Data in this exercise.

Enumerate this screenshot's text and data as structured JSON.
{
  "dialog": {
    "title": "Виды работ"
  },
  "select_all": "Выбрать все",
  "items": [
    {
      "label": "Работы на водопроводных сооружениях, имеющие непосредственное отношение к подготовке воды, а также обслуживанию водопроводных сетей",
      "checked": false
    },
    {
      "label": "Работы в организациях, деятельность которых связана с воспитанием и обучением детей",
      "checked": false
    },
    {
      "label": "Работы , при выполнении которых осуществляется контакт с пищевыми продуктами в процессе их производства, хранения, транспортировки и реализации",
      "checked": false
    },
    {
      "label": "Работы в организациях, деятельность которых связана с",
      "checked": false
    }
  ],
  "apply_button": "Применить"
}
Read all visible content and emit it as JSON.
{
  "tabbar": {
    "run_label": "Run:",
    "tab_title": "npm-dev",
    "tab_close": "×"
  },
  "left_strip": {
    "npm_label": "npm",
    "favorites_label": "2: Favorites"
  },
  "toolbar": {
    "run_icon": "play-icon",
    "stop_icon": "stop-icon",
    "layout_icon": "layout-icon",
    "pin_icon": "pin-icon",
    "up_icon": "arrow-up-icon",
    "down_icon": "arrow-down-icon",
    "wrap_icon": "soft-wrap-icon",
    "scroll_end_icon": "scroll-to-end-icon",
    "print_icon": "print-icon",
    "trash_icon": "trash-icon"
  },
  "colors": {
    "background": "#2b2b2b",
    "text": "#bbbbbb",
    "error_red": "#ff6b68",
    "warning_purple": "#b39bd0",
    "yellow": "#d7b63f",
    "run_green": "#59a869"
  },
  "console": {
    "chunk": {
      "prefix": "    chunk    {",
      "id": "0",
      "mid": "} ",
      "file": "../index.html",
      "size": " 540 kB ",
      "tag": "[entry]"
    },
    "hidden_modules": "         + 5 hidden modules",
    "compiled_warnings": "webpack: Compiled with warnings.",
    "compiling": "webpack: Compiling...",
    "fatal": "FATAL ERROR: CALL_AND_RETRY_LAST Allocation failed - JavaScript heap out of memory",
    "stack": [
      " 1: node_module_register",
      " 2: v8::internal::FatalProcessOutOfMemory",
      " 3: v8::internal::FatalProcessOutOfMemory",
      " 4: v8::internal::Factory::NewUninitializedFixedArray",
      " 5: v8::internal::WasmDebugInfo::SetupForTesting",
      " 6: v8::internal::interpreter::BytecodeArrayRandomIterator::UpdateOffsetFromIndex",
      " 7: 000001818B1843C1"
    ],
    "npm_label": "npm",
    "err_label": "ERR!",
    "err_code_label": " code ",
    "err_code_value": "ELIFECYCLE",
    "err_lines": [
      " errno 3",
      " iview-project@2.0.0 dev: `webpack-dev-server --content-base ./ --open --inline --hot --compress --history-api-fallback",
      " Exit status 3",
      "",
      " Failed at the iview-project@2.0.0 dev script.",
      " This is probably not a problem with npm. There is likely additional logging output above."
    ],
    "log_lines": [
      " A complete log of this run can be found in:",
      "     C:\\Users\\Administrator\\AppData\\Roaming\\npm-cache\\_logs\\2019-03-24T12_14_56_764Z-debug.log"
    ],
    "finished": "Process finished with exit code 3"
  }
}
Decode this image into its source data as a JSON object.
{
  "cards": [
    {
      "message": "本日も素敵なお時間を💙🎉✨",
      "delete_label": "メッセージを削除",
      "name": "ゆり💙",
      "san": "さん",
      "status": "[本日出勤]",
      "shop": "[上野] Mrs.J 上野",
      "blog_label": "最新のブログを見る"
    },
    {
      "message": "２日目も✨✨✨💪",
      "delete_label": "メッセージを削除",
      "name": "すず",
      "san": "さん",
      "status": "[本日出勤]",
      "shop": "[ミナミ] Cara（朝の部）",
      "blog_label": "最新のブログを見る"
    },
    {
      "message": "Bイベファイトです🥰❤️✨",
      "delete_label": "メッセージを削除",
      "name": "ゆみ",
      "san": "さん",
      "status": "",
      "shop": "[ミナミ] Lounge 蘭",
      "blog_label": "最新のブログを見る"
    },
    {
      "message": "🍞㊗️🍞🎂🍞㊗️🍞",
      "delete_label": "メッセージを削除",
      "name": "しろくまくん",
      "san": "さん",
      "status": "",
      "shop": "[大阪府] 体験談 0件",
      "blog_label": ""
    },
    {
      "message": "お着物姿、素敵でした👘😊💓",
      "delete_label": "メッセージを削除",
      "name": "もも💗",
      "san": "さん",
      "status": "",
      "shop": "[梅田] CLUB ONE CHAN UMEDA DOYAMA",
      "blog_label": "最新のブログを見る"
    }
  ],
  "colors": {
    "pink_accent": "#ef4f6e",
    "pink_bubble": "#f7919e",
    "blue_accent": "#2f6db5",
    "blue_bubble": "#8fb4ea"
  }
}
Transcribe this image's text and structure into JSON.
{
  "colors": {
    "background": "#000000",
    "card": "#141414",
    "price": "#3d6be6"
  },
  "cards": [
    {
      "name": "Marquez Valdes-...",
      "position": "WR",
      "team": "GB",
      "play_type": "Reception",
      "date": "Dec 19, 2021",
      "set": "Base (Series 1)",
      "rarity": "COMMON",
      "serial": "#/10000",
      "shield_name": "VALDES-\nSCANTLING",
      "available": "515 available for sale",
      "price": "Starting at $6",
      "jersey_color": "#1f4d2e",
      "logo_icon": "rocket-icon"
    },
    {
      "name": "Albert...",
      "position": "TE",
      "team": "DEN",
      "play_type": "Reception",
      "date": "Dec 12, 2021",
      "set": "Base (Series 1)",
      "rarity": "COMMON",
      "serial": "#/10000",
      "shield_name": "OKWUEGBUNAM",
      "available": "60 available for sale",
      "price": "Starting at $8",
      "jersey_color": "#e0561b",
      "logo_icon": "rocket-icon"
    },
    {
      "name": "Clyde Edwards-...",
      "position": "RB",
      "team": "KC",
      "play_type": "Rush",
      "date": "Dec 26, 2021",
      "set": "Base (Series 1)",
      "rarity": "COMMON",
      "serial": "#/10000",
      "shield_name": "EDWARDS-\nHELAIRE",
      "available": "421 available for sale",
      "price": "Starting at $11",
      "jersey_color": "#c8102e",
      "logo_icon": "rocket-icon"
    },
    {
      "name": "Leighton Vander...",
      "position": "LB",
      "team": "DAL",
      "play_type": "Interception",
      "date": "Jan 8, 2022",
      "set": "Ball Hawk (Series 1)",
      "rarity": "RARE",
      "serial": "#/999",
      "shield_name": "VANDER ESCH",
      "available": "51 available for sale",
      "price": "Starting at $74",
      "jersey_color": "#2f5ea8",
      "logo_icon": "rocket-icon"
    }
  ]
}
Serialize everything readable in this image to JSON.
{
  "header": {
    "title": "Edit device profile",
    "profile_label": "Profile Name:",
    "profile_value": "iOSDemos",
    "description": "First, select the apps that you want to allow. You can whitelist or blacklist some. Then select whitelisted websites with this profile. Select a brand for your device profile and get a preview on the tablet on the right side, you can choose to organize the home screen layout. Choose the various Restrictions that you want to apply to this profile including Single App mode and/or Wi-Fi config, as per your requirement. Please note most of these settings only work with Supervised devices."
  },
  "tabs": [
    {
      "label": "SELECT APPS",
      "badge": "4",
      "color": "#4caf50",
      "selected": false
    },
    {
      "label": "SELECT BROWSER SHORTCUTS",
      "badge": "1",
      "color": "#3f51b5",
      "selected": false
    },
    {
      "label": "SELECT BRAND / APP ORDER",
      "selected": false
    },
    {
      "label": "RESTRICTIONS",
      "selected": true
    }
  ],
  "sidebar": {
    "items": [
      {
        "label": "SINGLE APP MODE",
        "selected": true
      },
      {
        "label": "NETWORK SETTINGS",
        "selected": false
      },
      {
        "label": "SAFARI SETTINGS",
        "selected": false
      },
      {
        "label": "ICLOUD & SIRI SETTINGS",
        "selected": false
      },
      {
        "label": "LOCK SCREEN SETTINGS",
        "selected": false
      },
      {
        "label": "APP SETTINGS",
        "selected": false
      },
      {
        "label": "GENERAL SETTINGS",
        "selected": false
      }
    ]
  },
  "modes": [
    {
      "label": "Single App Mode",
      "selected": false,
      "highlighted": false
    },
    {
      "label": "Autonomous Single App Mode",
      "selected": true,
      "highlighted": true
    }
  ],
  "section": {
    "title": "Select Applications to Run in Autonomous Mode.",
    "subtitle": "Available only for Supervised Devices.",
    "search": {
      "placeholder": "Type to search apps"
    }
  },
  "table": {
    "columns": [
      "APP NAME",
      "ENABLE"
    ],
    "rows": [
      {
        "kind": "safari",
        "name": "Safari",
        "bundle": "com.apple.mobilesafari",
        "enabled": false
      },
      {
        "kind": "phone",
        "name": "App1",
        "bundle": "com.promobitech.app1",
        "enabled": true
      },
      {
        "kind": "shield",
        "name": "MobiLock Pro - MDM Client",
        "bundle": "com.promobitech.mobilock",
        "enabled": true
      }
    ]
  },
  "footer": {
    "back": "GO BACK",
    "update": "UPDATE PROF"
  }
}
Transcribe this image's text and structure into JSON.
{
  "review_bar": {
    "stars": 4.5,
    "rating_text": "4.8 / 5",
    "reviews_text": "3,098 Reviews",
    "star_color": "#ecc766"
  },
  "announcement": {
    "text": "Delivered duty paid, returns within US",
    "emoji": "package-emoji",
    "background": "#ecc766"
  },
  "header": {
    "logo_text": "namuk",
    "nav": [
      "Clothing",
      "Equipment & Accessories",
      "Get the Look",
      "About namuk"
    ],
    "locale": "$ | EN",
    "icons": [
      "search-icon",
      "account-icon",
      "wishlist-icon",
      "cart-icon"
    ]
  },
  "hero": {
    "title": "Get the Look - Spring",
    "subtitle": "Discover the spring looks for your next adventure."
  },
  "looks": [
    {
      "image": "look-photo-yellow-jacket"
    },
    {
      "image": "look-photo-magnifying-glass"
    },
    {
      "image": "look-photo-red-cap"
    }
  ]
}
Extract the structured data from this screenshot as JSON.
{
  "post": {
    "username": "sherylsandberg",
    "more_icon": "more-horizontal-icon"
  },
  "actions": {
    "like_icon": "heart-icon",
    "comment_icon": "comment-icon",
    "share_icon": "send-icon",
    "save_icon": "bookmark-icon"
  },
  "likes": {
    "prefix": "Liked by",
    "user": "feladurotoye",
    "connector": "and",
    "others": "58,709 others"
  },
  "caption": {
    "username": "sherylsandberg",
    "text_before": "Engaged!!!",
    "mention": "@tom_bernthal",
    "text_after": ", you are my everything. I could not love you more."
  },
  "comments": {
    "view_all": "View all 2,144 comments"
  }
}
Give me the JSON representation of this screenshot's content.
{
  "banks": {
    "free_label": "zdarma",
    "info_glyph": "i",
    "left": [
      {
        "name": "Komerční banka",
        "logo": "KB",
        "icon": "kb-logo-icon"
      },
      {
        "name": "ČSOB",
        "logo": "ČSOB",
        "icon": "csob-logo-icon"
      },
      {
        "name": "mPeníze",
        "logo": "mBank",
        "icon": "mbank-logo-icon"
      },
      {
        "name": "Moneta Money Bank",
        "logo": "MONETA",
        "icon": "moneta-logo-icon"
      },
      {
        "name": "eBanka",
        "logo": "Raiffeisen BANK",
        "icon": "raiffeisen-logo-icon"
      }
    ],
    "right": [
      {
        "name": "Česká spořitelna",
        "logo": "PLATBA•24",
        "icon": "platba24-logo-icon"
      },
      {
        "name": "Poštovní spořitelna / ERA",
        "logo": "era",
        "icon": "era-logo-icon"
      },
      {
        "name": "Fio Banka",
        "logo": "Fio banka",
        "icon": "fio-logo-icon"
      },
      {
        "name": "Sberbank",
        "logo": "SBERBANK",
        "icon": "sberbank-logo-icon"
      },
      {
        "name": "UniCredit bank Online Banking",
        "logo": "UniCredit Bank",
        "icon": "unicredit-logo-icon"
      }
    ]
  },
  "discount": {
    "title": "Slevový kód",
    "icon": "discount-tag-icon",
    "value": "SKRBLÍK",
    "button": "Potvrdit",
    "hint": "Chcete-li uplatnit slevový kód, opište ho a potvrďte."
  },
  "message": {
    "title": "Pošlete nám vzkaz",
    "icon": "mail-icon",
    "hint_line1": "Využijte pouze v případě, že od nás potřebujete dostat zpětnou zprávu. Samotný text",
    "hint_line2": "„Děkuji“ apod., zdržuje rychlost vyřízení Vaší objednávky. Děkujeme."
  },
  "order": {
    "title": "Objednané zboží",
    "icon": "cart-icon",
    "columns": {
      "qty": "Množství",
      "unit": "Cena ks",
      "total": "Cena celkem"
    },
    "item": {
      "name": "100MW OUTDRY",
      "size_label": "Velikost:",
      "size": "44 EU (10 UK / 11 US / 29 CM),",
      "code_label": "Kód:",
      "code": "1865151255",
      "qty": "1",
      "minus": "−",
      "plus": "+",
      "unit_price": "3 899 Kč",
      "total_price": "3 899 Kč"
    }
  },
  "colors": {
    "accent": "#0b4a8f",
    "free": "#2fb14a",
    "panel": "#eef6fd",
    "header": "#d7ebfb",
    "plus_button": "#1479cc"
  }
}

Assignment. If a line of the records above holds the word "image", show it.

Your response.
Decode this image into its source data as a JSON object.
Transcribe this image's text and structure into JSON.
Serialize everything readable in this image to JSON.
Transcribe this image's text and structure into JSON.
      "image": "look-photo-yellow-jacket"
      "image": "look-photo-magnifying-glass"
      "image": "look-photo-red-cap"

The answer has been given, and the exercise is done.